I'm a Gram negative bacteria, family enterobacteriaceae.
Like my cousin K. pneumoniae, I'm part of tribe 6, Klebsiellae.

I usually cause chronic granulomatous infection in the mucous membranes of the upper airway.
I cause Rhinoscleroma, a hardening of skin on the nose, mouth and pharynx.
I'm much more rare than than my cousin.

Klebsiella pneumoniae

Hi, my name is K. pneumoniae.
I'm Gram negative, in the Enterobacteriaceae family.
I'm part of the Klebsiellae tribe.

I cause a lobar pneumonia in the community.
Most of the time, you find me in people with alcoholism, diabetes or chronic obstructive airway disease.
My pneumonia is necrotising (cell destroying) and is severe.
If you have my pneumonia, your sputum will look like "currant jelly".

Citrobacter freundii

Hey there, I'm C. freundii.
I'm a Gram negative bacteria in the enterobacteriaceae family.
I'm part of tribe 4, the Citrobacter tribe.

My cousin C. diversus and I like to hang around hospitals.
We cause nosocomial (hospital) pneumonia
In infants, we like to cause pneumonia and sometimes meningitis.
In the community, we cause urinary tract infections.

Salmonella enteritidis

Hi, my name is S. enteritidis.
I'm part of the enterobacteriaceae, from tribe 3, Salmonellae.
I'm a Gram negative bacteria.

When I have typhoidal strains people just call me S. typhi.
My typhoidal strains cause typhoid fever.
It's a serious systemic disease you get when I invade through your intestines to you blood.
It can be fatal!

I have thousands of non-typhoidal strains as well.
It can infect you through food and water and cause self-limiting diarrhoea.

My cousins S. paratyphi causes paratyphoid fever (but I just think he's copying me)

One of my most famous carriers is Typhoid Mary.
She was a cook and was quarantined until the day she died.

Friday, June 16, 2006

Shigella dysenteriae

My name is S. dysenteriae.
I'm a Gram negative bacteria in the Enterbacteriaceae family.
I'm also part of tribe I, Ecsherichiae.
My cousins S. flexneri, S. boydii, S. sonnei and I are all very close.
We all cause bacterial dysentery, a diarrhoea with blood and pus.
We can do this because we have Shiga toxin.
We can be transmitted on clothes and furniture.

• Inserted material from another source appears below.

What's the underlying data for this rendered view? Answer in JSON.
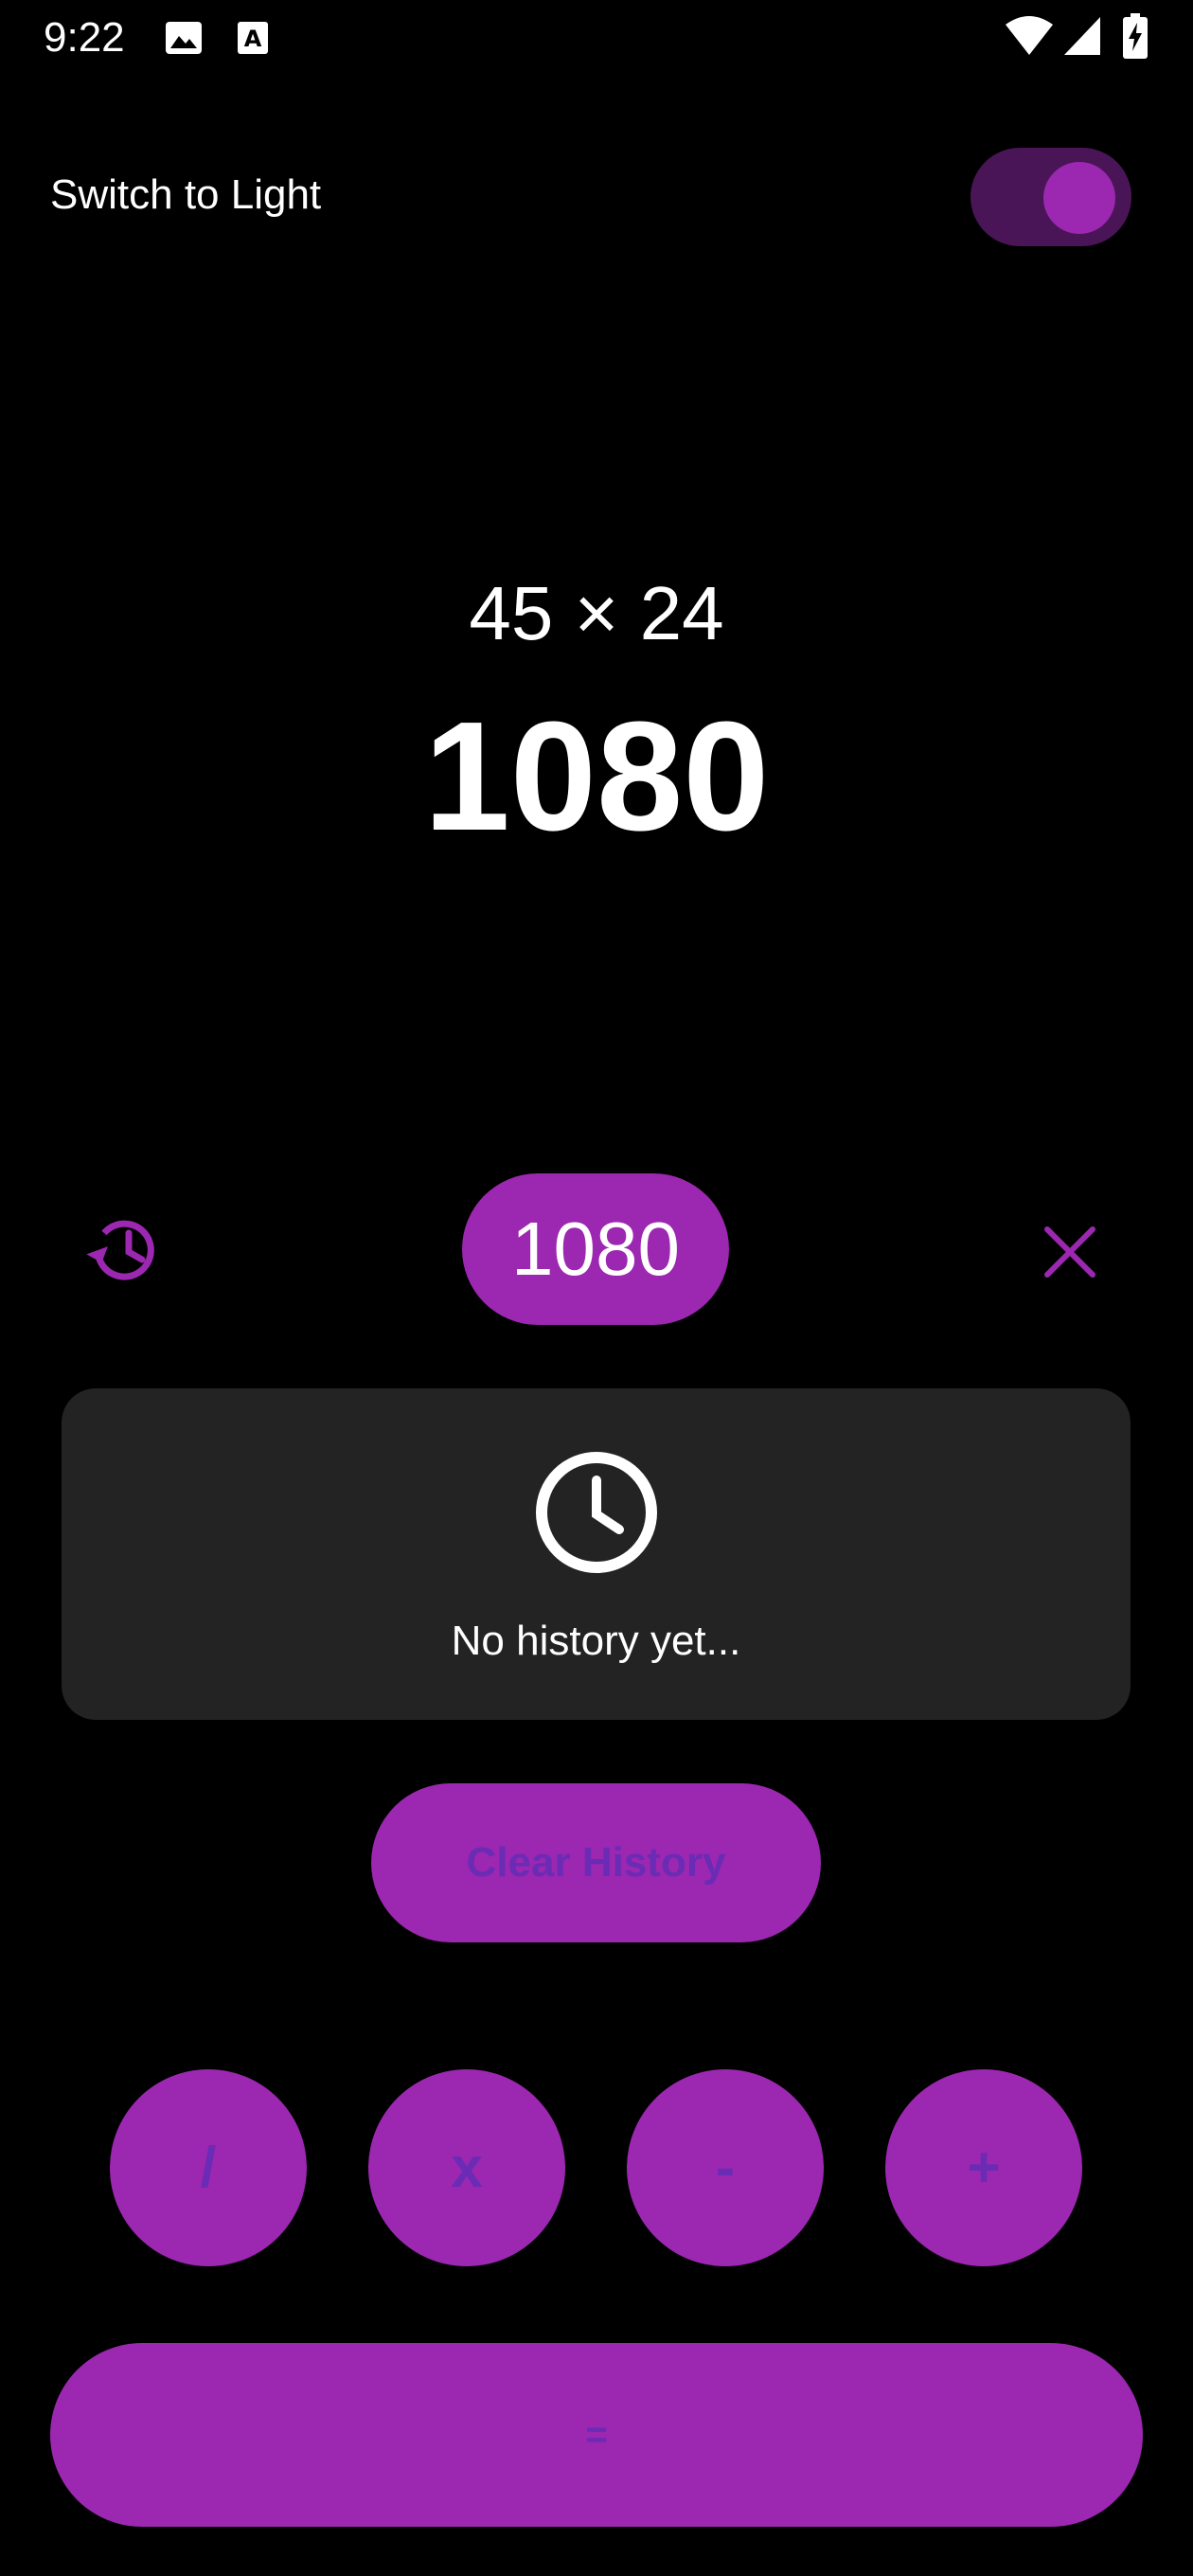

I was all around in world war II and I killed King

Henry V!

Escherichia coli

Hey, my name is E. coli.
I'm a Gram negative bacteria and I'm part of the enterbacteriaceae family.
In my family I am part of tribe I, Escherichieae.
My whole family is oxidase negative.
I live in the bowels.

My uropathic strains are the most common cause of urinary tract infection. For teh win!
Some of my strains have virulence factors, so I can cause diarrhoea.
The diarrhoea can watery or bloody, depending on which strain you have.

Thursday, June 08, 2006

Aeromonas hydrophilia

I'm A. hydrophilia.
You've met my friends the Vibrios already.
We're all Gram negative, oxidase positive fermenters and we all like to hang out in water.
I like fresh water and sewage.
When I get into water wounds I can cause cellulitis
Sometimes I can cause diarrhoea.

Vibrio vulnificus

Hi there, I'm V. vulnificus.
I'm a Gram negative, oxidase positive fermenter bacteria.
I'm the most virulent of the non-cholera Vibrios.
Like my cousins, I live in the ocean.
I can get into you on contaminated seafood, where I cross from your gut to your blood stream.
Then I can cause septicaemia and necrotic ulcers under the skin, with 50% mortality!
Don't worry though, that's only if you are immunocompromised or have liver disease.

If your immune system if healthy, I can still get into your marine wounds.
I cause severe cellulitis and skin necrosis.

Wednesday, June 07, 2006

Vibrio parahaemolyticus

Hey there!
Call me V. parahaemolyticus, part of the Vibrio genus.
I'm a Gram negative, oxidase positive fermenter bacteria.
I live in salt water and you can get me by eating contaminated seafood.

I cause gastroenteritis with watery diarrhoea, cramps and fever.
Most of the time my infection is self-limiting.

I even appear in a comic!!